Every single entry must be restated word for word.

*DATA EXCERPTS*.
'''

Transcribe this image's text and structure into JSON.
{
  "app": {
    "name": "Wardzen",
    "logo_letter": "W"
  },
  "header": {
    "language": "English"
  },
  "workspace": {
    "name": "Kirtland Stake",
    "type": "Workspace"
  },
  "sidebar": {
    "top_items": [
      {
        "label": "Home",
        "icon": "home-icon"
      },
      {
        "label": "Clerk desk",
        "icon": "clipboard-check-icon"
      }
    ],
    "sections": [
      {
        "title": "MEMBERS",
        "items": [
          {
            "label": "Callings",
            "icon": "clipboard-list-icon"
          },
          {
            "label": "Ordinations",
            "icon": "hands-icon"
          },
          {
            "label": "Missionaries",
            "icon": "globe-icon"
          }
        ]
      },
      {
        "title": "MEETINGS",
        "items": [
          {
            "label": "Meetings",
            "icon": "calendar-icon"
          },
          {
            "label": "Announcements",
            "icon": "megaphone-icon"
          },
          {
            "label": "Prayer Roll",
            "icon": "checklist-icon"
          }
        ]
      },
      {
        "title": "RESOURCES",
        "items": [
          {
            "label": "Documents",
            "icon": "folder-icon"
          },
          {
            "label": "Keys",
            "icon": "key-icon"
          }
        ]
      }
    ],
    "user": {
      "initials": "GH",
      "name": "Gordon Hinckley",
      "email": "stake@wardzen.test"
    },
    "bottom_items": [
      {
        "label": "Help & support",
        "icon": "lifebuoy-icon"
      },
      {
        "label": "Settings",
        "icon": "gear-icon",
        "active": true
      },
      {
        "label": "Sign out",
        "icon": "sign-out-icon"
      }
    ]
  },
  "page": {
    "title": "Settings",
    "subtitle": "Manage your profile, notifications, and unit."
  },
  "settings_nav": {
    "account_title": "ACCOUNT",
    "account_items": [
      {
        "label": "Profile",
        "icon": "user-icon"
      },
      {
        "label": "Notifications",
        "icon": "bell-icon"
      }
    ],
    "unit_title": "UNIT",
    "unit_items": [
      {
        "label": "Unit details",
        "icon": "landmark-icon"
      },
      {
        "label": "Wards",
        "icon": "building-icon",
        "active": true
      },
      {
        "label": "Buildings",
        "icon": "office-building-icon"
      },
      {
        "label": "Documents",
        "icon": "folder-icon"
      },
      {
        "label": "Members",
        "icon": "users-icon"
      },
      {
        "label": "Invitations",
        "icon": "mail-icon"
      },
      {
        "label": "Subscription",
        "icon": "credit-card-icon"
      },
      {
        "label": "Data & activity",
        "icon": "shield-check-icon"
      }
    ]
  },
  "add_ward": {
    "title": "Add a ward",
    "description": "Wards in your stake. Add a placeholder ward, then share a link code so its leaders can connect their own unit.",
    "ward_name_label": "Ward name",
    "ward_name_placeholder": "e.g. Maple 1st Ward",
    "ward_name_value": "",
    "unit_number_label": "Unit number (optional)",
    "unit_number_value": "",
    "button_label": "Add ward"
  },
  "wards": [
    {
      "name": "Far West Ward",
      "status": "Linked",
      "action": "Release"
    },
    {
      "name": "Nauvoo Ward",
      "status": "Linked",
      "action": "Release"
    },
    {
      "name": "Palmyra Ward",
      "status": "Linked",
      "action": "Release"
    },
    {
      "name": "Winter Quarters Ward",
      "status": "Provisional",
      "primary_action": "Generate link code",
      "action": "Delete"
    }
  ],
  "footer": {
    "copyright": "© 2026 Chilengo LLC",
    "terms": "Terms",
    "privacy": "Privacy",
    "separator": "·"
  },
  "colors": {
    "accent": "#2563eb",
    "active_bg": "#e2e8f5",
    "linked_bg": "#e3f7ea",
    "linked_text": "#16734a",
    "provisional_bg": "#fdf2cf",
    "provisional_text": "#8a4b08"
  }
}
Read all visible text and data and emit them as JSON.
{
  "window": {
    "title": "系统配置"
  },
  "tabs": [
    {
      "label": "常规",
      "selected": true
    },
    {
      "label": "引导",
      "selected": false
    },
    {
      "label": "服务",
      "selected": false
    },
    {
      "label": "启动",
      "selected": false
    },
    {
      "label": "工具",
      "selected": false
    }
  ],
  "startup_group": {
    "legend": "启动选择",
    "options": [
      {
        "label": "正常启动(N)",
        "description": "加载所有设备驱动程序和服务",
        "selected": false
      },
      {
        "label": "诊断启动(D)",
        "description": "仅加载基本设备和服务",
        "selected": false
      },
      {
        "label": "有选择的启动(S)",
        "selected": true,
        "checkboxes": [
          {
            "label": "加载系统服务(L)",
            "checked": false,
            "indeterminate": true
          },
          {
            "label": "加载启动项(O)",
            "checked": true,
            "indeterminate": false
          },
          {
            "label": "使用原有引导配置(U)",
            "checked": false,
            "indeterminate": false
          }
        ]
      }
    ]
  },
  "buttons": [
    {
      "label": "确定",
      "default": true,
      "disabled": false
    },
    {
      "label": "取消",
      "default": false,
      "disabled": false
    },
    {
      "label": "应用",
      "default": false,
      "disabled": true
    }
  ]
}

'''

*SOLUTION TO THE PROBLEM*.
Transcribe this image's text and structure into JSON.
{
  "app": {
    "name": "Wardzen",
    "logo_letter": "W"
  },
  "header": {
    "language": "English"
  },
  "workspace": {
    "name": "Kirtland Stake",
    "type": "Workspace"
  },
  "sidebar": {
    "top_items": [
      {
        "label": "Home",
        "icon": "home-icon"
      },
      {
        "label": "Clerk desk",
        "icon": "clipboard-check-icon"
      }
    ],
    "sections": [
      {
        "title": "MEMBERS",
        "items": [
          {
            "label": "Callings",
            "icon": "clipboard-list-icon"
          },
          {
            "label": "Ordinations",
            "icon": "hands-icon"
          },
          {
            "label": "Missionaries",
            "icon": "globe-icon"
          }
        ]
      },
      {
        "title": "MEETINGS",
        "items": [
          {
            "label": "Meetings",
            "icon": "calendar-icon"
          },
          {
            "label": "Announcements",
            "icon": "megaphone-icon"
          },
          {
            "label": "Prayer Roll",
            "icon": "checklist-icon"
          }
        ]
      },
      {
        "title": "RESOURCES",
        "items": [
          {
            "label": "Documents",
            "icon": "folder-icon"
          },
          {
            "label": "Keys",
            "icon": "key-icon"
          }
        ]
      }
    ],
    "user": {
      "initials": "GH",
      "name": "Gordon Hinckley",
      "email": "stake@wardzen.test"
    },
    "bottom_items": [
      {
        "label": "Help & support",
        "icon": "lifebuoy-icon"
      },
      {
        "label": "Settings",
        "icon": "gear-icon",
        "active": true
      },
      {
        "label": "Sign out",
        "icon": "sign-out-icon"
      }
    ]
  },
  "page": {
    "title": "Settings",
    "subtitle": "Manage your profile, notifications, and unit."
  },
  "settings_nav": {
    "account_title": "ACCOUNT",
    "account_items": [
      {
        "label": "Profile",
        "icon": "user-icon"
      },
      {
        "label": "Notifications",
        "icon": "bell-icon"
      }
    ],
    "unit_title": "UNIT",
    "unit_items": [
      {
        "label": "Unit details",
        "icon": "landmark-icon"
      },
      {
        "label": "Wards",
        "icon": "building-icon",
        "active": true
      },
      {
        "label": "Buildings",
        "icon": "office-building-icon"
      },
      {
        "label": "Documents",
        "icon": "folder-icon"
      },
      {
        "label": "Members",
        "icon": "users-icon"
      },
      {
        "label": "Invitations",
        "icon": "mail-icon"
      },
      {
        "label": "Subscription",
        "icon": "credit-card-icon"
      },
      {
        "label": "Data & activity",
        "icon": "shield-check-icon"
      }
    ]
  },
  "add_ward": {
    "title": "Add a ward",
    "description": "Wards in your stake. Add a placeholder ward, then share a link code so its leaders can connect their own unit.",
    "ward_name_label": "Ward name",
    "ward_name_placeholder": "e.g. Maple 1st Ward",
    "ward_name_value": "",
    "unit_number_label": "Unit number (optional)",
    "unit_number_value": "",
    "button_label": "Add ward"
  },
  "wards": [
    {
      "name": "Far West Ward",
      "status": "Linked",
      "action": "Release"
    },
    {
      "name": "Nauvoo Ward",
      "status": "Linked",
      "action": "Release"
    },
    {
      "name": "Palmyra Ward",
      "status": "Linked",
      "action": "Release"
    },
    {
      "name": "Winter Quarters Ward",
      "status": "Provisional",
      "primary_action": "Generate link code",
      "action": "Delete"
    }
  ],
  "footer": {
    "copyright": "© 2026 Chilengo LLC",
    "terms": "Terms",
    "privacy": "Privacy",
    "separator": "·"
  },
  "colors": {
    "accent": "#2563eb",
    "active_bg": "#e2e8f5",
    "linked_bg": "#e3f7ea",
    "linked_text": "#16734a",
    "provisional_bg": "#fdf2cf",
    "provisional_text": "#8a4b08"
  }
}
Read all visible text and data and emit them as JSON.
{
  "window": {
    "title": "系统配置"
  },
  "tabs": [
    {
      "label": "常规",
      "selected": true
    },
    {
      "label": "引导",
      "selected": false
    },
    {
      "label": "服务",
      "selected": false
    },
    {
      "label": "启动",
      "selected": false
    },
    {
      "label": "工具",
      "selected": false
    }
  ],
  "startup_group": {
    "legend": "启动选择",
    "options": [
      {
        "label": "正常启动(N)",
        "description": "加载所有设备驱动程序和服务",
        "selected": false
      },
      {
        "label": "诊断启动(D)",
        "description": "仅加载基本设备和服务",
        "selected": false
      },
      {
        "label": "有选择的启动(S)",
        "selected": true,
        "checkboxes": [
          {
            "label": "加载系统服务(L)",
            "checked": false,
            "indeterminate": true
          },
          {
            "label": "加载启动项(O)",
            "checked": true,
            "indeterminate": false
          },
          {
            "label": "使用原有引导配置(U)",
            "checked": false,
            "indeterminate": false
          }
        ]
      }
    ]
  },
  "buttons": [
    {
      "label": "确定",
      "default": true,
      "disabled": false
    },
    {
      "label": "取消",
      "default": false,
      "disabled": false
    },
    {
      "label": "应用",
      "default": false,
      "disabled": true
    }
  ]
}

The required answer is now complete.